TASK ITEM
In the records below, find every line with the word "Microsoft" and copy it.

========================

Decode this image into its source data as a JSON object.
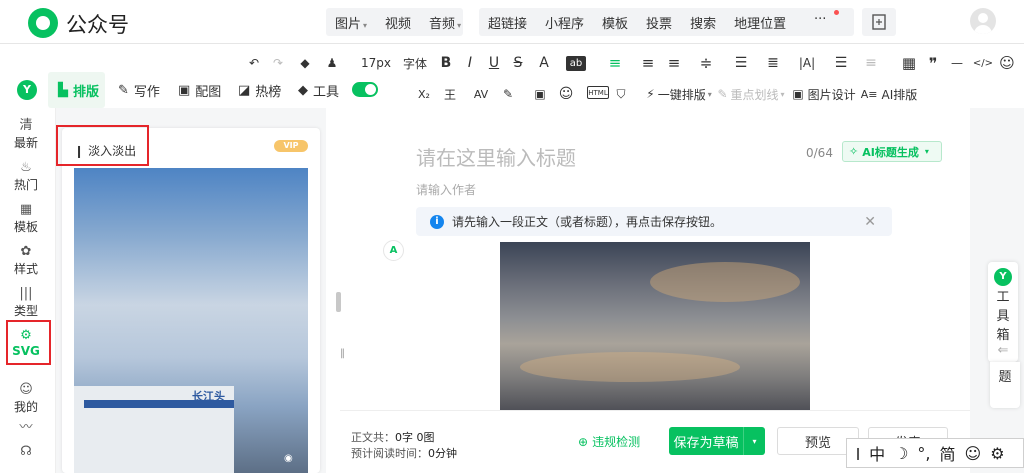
{
  "app": {
    "name": "公众号"
  },
  "topmenu": {
    "group1": [
      "图片",
      "视频",
      "音频"
    ],
    "group2": [
      "超链接",
      "小程序",
      "模板",
      "投票",
      "搜索",
      "地理位置"
    ],
    "more": "···"
  },
  "toolbar": {
    "row1": [
      "↶",
      "↷",
      "◆",
      "♟",
      "17px",
      "字体",
      "B",
      "I",
      "U",
      "S",
      "A",
      "ab",
      "≡",
      "≡",
      "≡",
      "≑",
      "☰",
      "≣",
      "|A|",
      "☰",
      "≡",
      "▦",
      "❞",
      "—",
      "</>",
      "☺"
    ],
    "font_size": "17px",
    "font_family": "字体",
    "row2": [
      "X₂",
      "王",
      "AV",
      "✎",
      "▣",
      "☺",
      "HTML",
      "⛉"
    ],
    "one_click": "一键排版",
    "highlight": "重点划线",
    "image_design": "图片设计",
    "ai_layout": "AI排版"
  },
  "panel": {
    "tabs": [
      "排版",
      "写作",
      "配图",
      "热榜",
      "工具"
    ],
    "active_tab": "排版",
    "card_title": "淡入淡出",
    "vip": "VIP",
    "sign_text": "长江头"
  },
  "leftnav": [
    {
      "icon": "清",
      "label": "最新"
    },
    {
      "icon": "♨",
      "label": "热门"
    },
    {
      "icon": "▦",
      "label": "模板"
    },
    {
      "icon": "✿",
      "label": "样式"
    },
    {
      "icon": "|||",
      "label": "类型"
    },
    {
      "icon": "⚙",
      "label": "SVG",
      "active": true
    },
    {
      "icon": "☺",
      "label": "我的"
    },
    {
      "icon": "〰",
      "label": ""
    },
    {
      "icon": "☊",
      "label": ""
    }
  ],
  "editor": {
    "title_placeholder": "请在这里输入标题",
    "title_count": "0/64",
    "ai_title_button": "AI标题生成",
    "author_placeholder": "请输入作者",
    "notice": "请先输入一段正文（或者标题），再点击保存按钮。"
  },
  "footer": {
    "word_count_label": "正文共：",
    "word_count_value": "0字 0图",
    "read_time_label": "预计阅读时间：",
    "read_time_value": "0分钟",
    "violation_check": "违规检测",
    "save_draft": "保存为草稿",
    "preview": "预览",
    "publish": "发表"
  },
  "right_tool": {
    "label_chars": [
      "工",
      "具",
      "箱"
    ],
    "arrow": "⇐",
    "partial": "题"
  },
  "ime": {
    "items": [
      "中",
      "☽",
      "°,",
      "简",
      "☺",
      "⚙"
    ]
  },
  "colors": {
    "accent": "#07c160",
    "alert": "#e5252a",
    "info": "#1485ee"
  }
}
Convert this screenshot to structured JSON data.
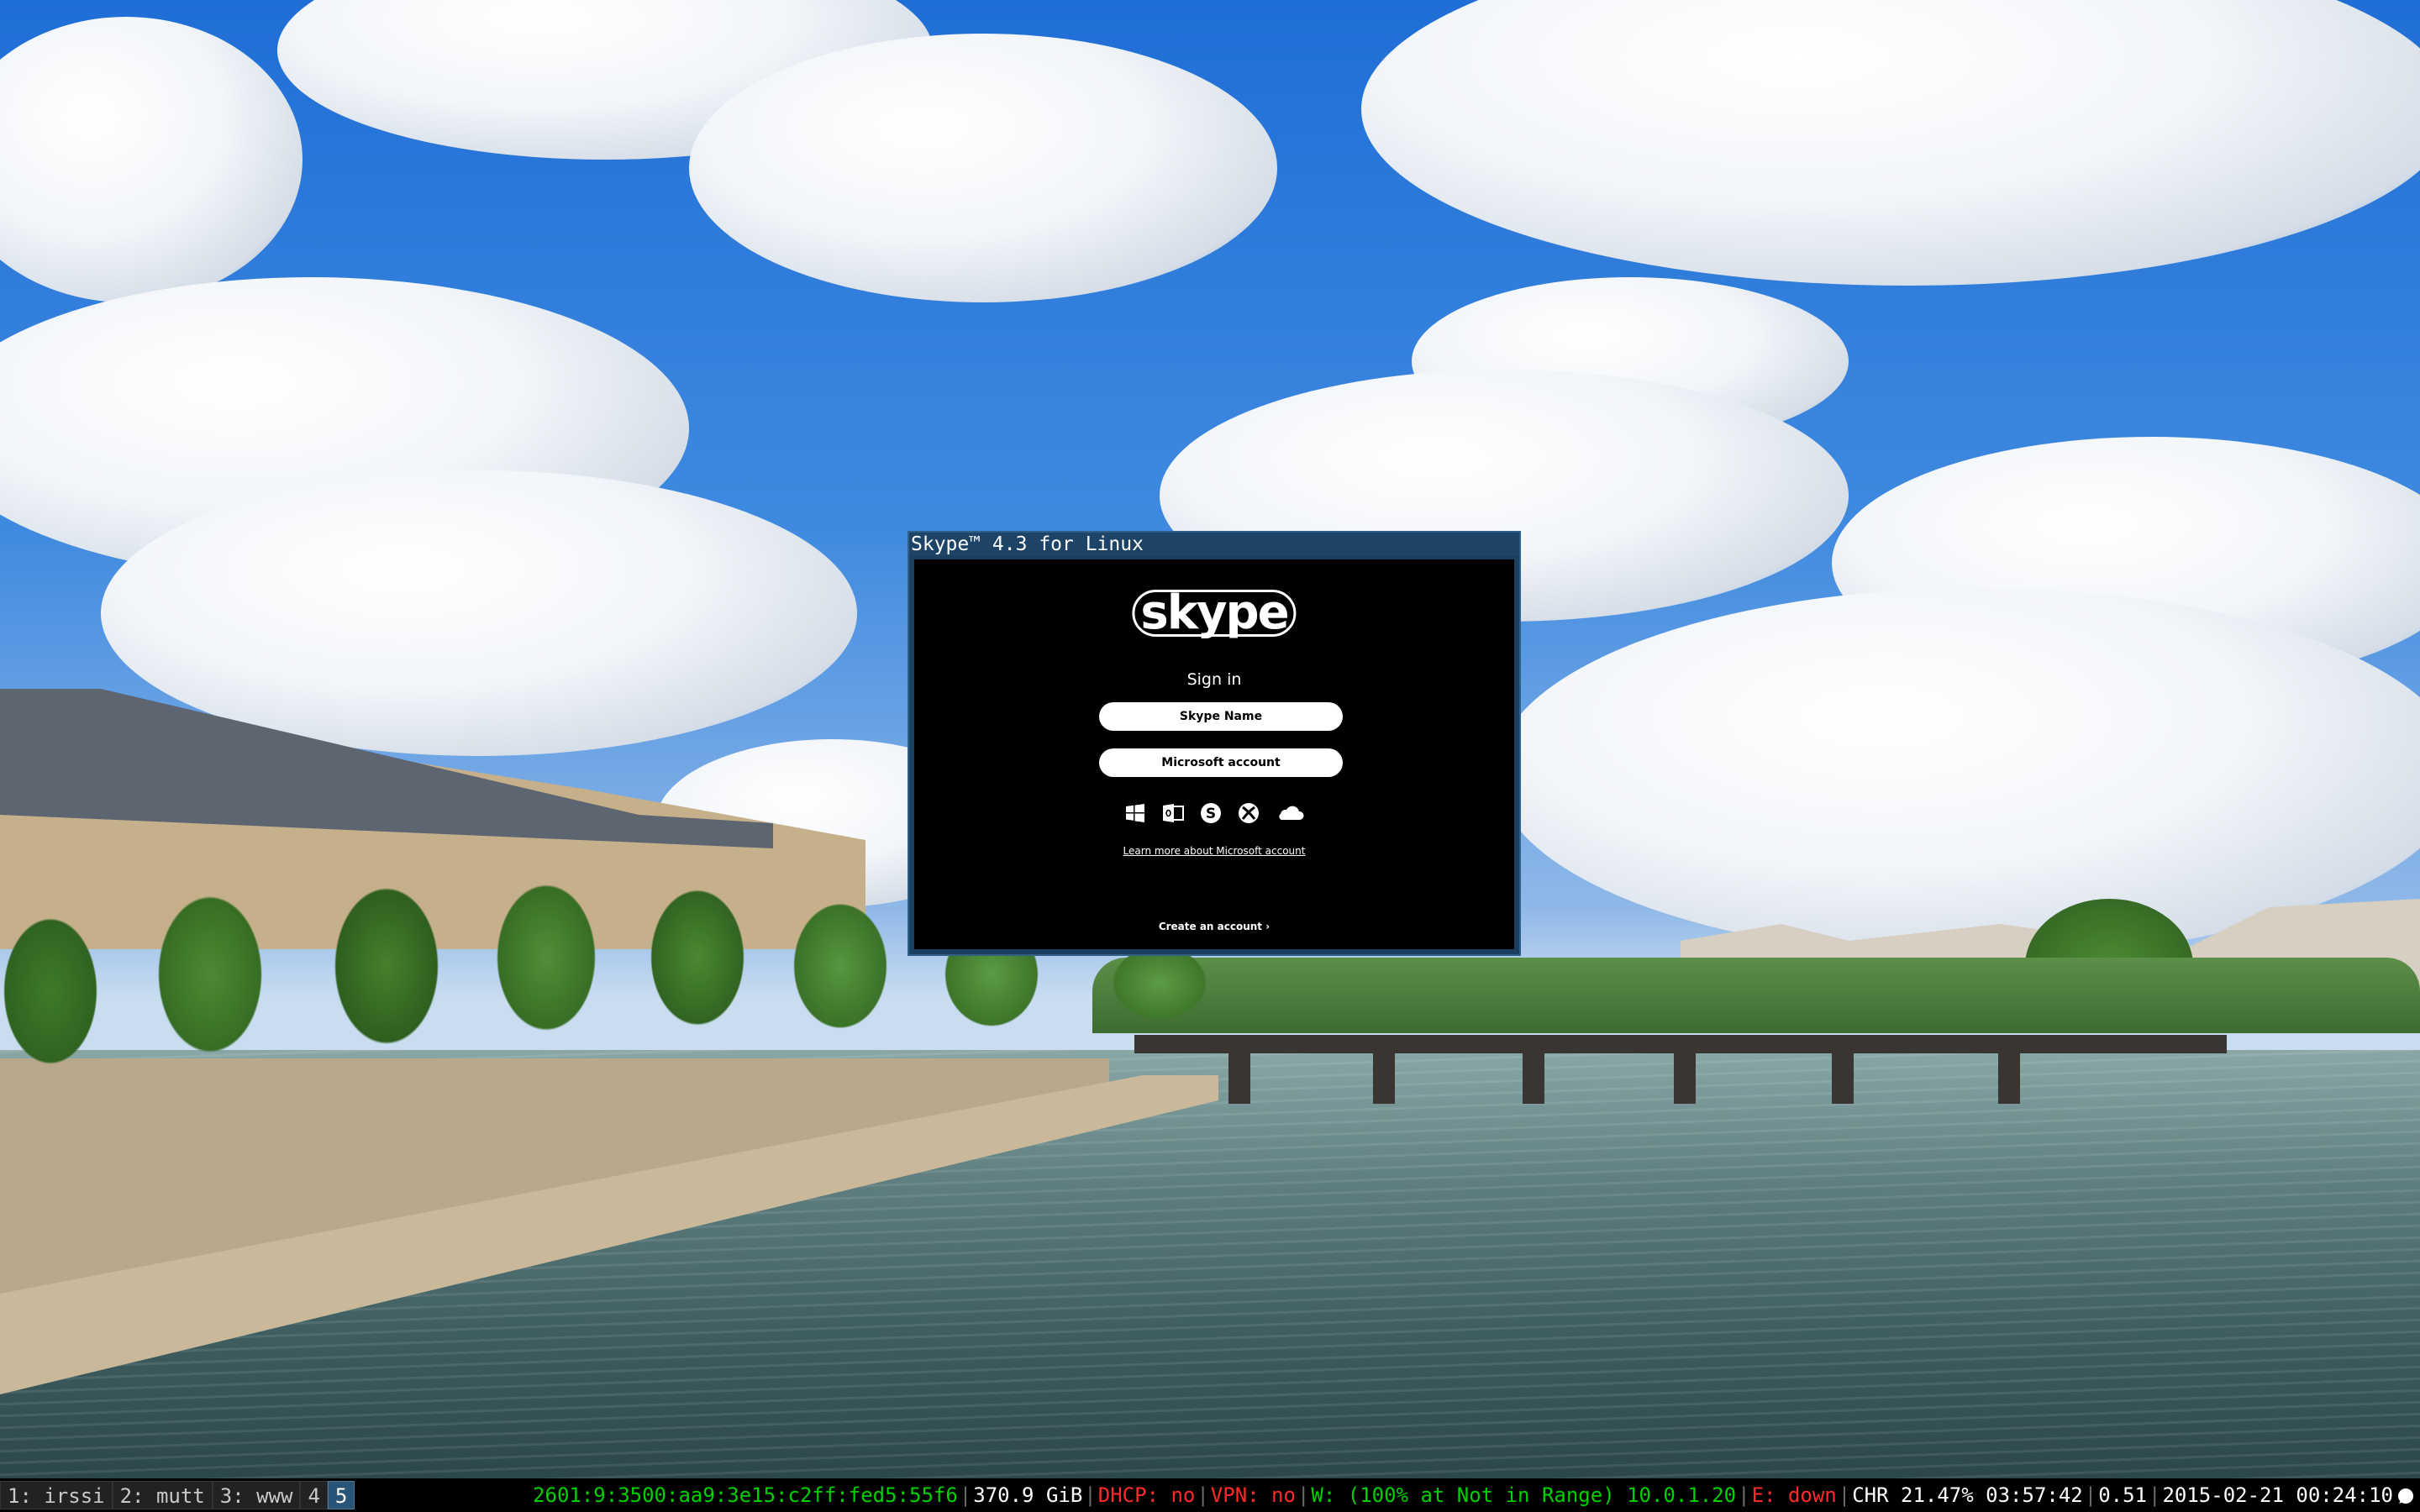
{
  "window": {
    "title": "Skype™ 4.3 for Linux",
    "logo_text": "skype",
    "sign_in_label": "Sign in",
    "skype_name_button": "Skype Name",
    "microsoft_account_button": "Microsoft account",
    "ms_service_icons": [
      "windows-icon",
      "outlook-icon",
      "skype-icon",
      "xbox-icon",
      "onedrive-icon"
    ],
    "learn_more_link": "Learn more about Microsoft account",
    "create_account_link": "Create an account ›"
  },
  "statusbar": {
    "workspaces": [
      {
        "label": "1: irssi",
        "active": false
      },
      {
        "label": "2: mutt",
        "active": false
      },
      {
        "label": "3: www",
        "active": false
      },
      {
        "label": "4",
        "active": false
      },
      {
        "label": "5",
        "active": true
      }
    ],
    "ipv6": "2601:9:3500:aa9:3e15:c2ff:fed5:55f6",
    "disk": "370.9 GiB",
    "dhcp": "DHCP: no",
    "vpn": "VPN: no",
    "wifi": "W: (100% at Not in Range) 10.0.1.20",
    "ethernet": "E: down",
    "battery": "CHR 21.47% 03:57:42",
    "load": "0.51",
    "datetime": "2015-02-21 00:24:10"
  },
  "colors": {
    "status_ok": "#00d000",
    "status_bad": "#ff2a2a",
    "workspace_active": "#285577",
    "window_frame": "#1d4467"
  }
}
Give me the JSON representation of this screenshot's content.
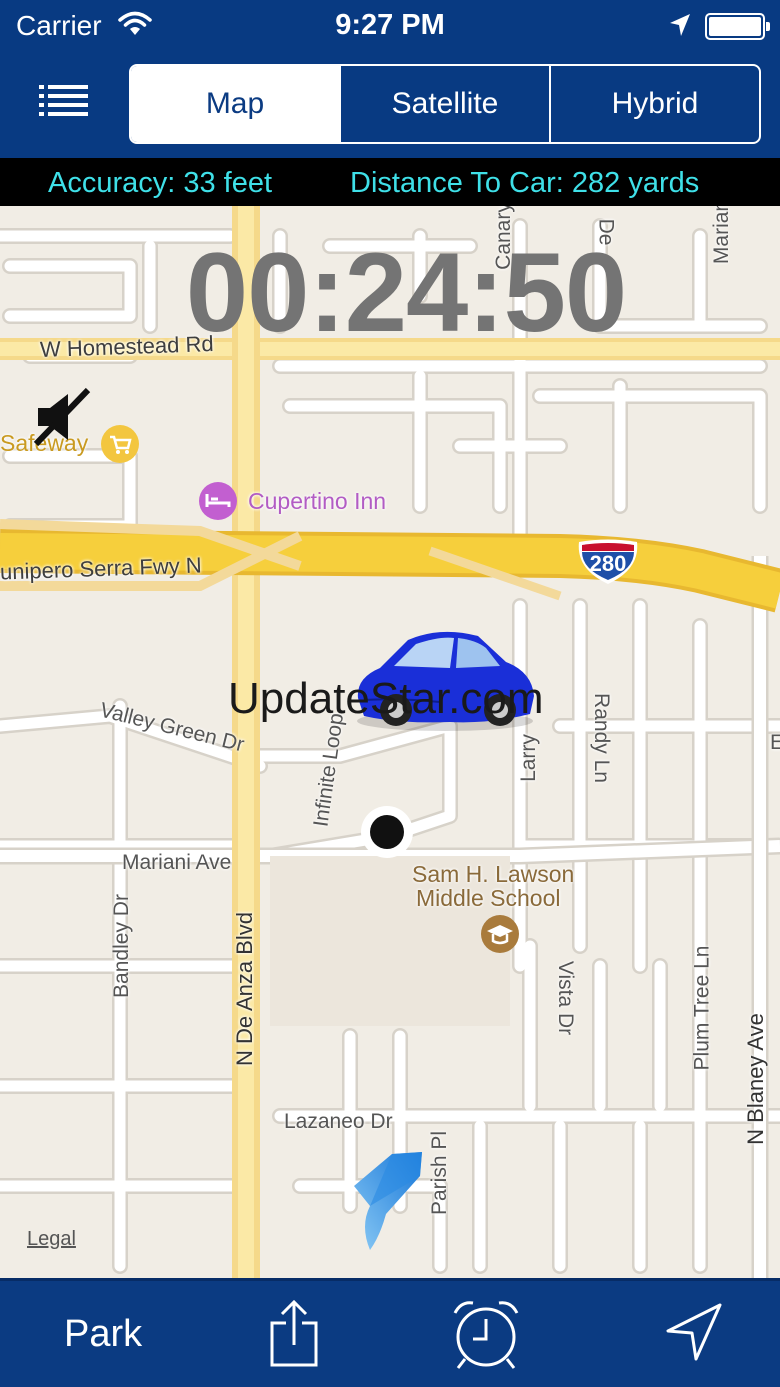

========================

ANSWER TO THIS TASK
    "microsoft_account_button": "Microsoft account",
    "learn_more_link": "Learn more about Microsoft account",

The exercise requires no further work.